## WHAT THE TASK REQUIRES
Could you repeat the entries below word for word, leaving nothing out?

::::

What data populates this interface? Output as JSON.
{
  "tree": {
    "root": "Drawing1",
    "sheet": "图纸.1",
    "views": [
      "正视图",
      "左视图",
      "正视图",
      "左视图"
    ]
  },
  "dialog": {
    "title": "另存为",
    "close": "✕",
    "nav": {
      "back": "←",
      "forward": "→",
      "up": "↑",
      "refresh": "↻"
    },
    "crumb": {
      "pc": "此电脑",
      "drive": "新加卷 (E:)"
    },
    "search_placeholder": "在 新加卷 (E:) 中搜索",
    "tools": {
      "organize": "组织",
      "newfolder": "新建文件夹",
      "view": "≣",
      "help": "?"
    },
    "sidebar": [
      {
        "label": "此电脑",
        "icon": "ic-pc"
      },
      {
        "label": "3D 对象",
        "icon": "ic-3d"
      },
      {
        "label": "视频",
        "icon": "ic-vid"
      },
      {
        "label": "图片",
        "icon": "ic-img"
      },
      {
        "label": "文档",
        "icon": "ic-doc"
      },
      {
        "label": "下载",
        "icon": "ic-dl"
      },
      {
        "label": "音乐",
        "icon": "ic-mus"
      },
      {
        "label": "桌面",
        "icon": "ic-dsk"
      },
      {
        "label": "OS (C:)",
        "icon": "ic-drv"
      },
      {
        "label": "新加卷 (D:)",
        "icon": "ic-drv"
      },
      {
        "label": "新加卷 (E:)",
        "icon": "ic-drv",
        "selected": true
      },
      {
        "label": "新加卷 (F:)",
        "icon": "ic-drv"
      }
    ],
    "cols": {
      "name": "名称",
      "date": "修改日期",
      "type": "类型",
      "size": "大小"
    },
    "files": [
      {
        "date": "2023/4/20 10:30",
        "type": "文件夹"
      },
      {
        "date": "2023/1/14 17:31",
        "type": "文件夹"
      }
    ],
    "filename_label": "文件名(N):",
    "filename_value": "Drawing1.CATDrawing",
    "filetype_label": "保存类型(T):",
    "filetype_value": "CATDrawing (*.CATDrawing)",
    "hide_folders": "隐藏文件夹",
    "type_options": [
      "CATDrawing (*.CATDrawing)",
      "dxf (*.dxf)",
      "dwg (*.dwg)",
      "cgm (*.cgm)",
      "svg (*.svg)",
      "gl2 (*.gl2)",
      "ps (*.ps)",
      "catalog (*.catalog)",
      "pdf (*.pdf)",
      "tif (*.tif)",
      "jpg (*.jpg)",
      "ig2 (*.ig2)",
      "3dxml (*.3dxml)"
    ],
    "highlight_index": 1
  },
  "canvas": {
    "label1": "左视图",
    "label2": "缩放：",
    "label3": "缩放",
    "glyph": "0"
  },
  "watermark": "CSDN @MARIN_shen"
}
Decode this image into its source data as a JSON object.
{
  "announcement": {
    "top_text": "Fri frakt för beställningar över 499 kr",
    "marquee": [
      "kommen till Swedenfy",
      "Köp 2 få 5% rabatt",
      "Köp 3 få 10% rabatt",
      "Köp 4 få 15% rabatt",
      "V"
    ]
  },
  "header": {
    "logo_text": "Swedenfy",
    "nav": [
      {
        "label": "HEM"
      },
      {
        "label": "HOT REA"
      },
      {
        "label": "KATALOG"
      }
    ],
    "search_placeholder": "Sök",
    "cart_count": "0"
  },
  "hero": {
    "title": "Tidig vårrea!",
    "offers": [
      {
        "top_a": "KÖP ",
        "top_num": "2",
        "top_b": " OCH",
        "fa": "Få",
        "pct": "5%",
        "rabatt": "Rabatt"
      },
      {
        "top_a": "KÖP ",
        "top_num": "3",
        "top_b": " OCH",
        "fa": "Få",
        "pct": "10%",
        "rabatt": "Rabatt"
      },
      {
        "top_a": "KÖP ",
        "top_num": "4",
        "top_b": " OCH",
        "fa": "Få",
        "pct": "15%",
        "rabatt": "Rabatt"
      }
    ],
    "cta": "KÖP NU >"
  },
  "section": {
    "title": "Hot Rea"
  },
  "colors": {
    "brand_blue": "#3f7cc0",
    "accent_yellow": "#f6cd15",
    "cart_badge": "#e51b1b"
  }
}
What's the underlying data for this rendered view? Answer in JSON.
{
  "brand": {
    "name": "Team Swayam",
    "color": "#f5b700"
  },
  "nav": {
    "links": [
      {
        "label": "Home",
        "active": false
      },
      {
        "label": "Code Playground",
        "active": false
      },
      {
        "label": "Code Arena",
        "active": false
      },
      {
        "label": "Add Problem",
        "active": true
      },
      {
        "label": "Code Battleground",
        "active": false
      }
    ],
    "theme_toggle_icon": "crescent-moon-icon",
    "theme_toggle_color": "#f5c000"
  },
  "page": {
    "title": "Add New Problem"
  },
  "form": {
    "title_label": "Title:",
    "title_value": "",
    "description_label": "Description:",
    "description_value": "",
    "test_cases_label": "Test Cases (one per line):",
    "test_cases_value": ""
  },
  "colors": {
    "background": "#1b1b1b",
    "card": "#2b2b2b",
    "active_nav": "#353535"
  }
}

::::

## EXPECTED ANSWER
What data populates this interface? Output as JSON.
{
  "tree": {
    "root": "Drawing1",
    "sheet": "图纸.1",
    "views": [
      "正视图",
      "左视图",
      "正视图",
      "左视图"
    ]
  },
  "dialog": {
    "title": "另存为",
    "close": "✕",
    "nav": {
      "back": "←",
      "forward": "→",
      "up": "↑",
      "refresh": "↻"
    },
    "crumb": {
      "pc": "此电脑",
      "drive": "新加卷 (E:)"
    },
    "search_placeholder": "在 新加卷 (E:) 中搜索",
    "tools": {
      "organize": "组织",
      "newfolder": "新建文件夹",
      "view": "≣",
      "help": "?"
    },
    "sidebar": [
      {
        "label": "此电脑",
        "icon": "ic-pc"
      },
      {
        "label": "3D 对象",
        "icon": "ic-3d"
      },
      {
        "label": "视频",
        "icon": "ic-vid"
      },
      {
        "label": "图片",
        "icon": "ic-img"
      },
      {
        "label": "文档",
        "icon": "ic-doc"
      },
      {
        "label": "下载",
        "icon": "ic-dl"
      },
      {
        "label": "音乐",
        "icon": "ic-mus"
      },
      {
        "label": "桌面",
        "icon": "ic-dsk"
      },
      {
        "label": "OS (C:)",
        "icon": "ic-drv"
      },
      {
        "label": "新加卷 (D:)",
        "icon": "ic-drv"
      },
      {
        "label": "新加卷 (E:)",
        "icon": "ic-drv",
        "selected": true
      },
      {
        "label": "新加卷 (F:)",
        "icon": "ic-drv"
      }
    ],
    "cols": {
      "name": "名称",
      "date": "修改日期",
      "type": "类型",
      "size": "大小"
    },
    "files": [
      {
        "date": "2023/4/20 10:30",
        "type": "文件夹"
      },
      {
        "date": "2023/1/14 17:31",
        "type": "文件夹"
      }
    ],
    "filename_label": "文件名(N):",
    "filename_value": "Drawing1.CATDrawing",
    "filetype_label": "保存类型(T):",
    "filetype_value": "CATDrawing (*.CATDrawing)",
    "hide_folders": "隐藏文件夹",
    "type_options": [
      "CATDrawing (*.CATDrawing)",
      "dxf (*.dxf)",
      "dwg (*.dwg)",
      "cgm (*.cgm)",
      "svg (*.svg)",
      "gl2 (*.gl2)",
      "ps (*.ps)",
      "catalog (*.catalog)",
      "pdf (*.pdf)",
      "tif (*.tif)",
      "jpg (*.jpg)",
      "ig2 (*.ig2)",
      "3dxml (*.3dxml)"
    ],
    "highlight_index": 1
  },
  "canvas": {
    "label1": "左视图",
    "label2": "缩放：",
    "label3": "缩放",
    "glyph": "0"
  },
  "watermark": "CSDN @MARIN_shen"
}
Decode this image into its source data as a JSON object.
{
  "announcement": {
    "top_text": "Fri frakt för beställningar över 499 kr",
    "marquee": [
      "kommen till Swedenfy",
      "Köp 2 få 5% rabatt",
      "Köp 3 få 10% rabatt",
      "Köp 4 få 15% rabatt",
      "V"
    ]
  },
  "header": {
    "logo_text": "Swedenfy",
    "nav": [
      {
        "label": "HEM"
      },
      {
        "label": "HOT REA"
      },
      {
        "label": "KATALOG"
      }
    ],
    "search_placeholder": "Sök",
    "cart_count": "0"
  },
  "hero": {
    "title": "Tidig vårrea!",
    "offers": [
      {
        "top_a": "KÖP ",
        "top_num": "2",
        "top_b": " OCH",
        "fa": "Få",
        "pct": "5%",
        "rabatt": "Rabatt"
      },
      {
        "top_a": "KÖP ",
        "top_num": "3",
        "top_b": " OCH",
        "fa": "Få",
        "pct": "10%",
        "rabatt": "Rabatt"
      },
      {
        "top_a": "KÖP ",
        "top_num": "4",
        "top_b": " OCH",
        "fa": "Få",
        "pct": "15%",
        "rabatt": "Rabatt"
      }
    ],
    "cta": "KÖP NU >"
  },
  "section": {
    "title": "Hot Rea"
  },
  "colors": {
    "brand_blue": "#3f7cc0",
    "accent_yellow": "#f6cd15",
    "cart_badge": "#e51b1b"
  }
}
What's the underlying data for this rendered view? Answer in JSON.
{
  "brand": {
    "name": "Team Swayam",
    "color": "#f5b700"
  },
  "nav": {
    "links": [
      {
        "label": "Home",
        "active": false
      },
      {
        "label": "Code Playground",
        "active": false
      },
      {
        "label": "Code Arena",
        "active": false
      },
      {
        "label": "Add Problem",
        "active": true
      },
      {
        "label": "Code Battleground",
        "active": false
      }
    ],
    "theme_toggle_icon": "crescent-moon-icon",
    "theme_toggle_color": "#f5c000"
  },
  "page": {
    "title": "Add New Problem"
  },
  "form": {
    "title_label": "Title:",
    "title_value": "",
    "description_label": "Description:",
    "description_value": "",
    "test_cases_label": "Test Cases (one per line):",
    "test_cases_value": ""
  },
  "colors": {
    "background": "#1b1b1b",
    "card": "#2b2b2b",
    "active_nav": "#353535"
  }
}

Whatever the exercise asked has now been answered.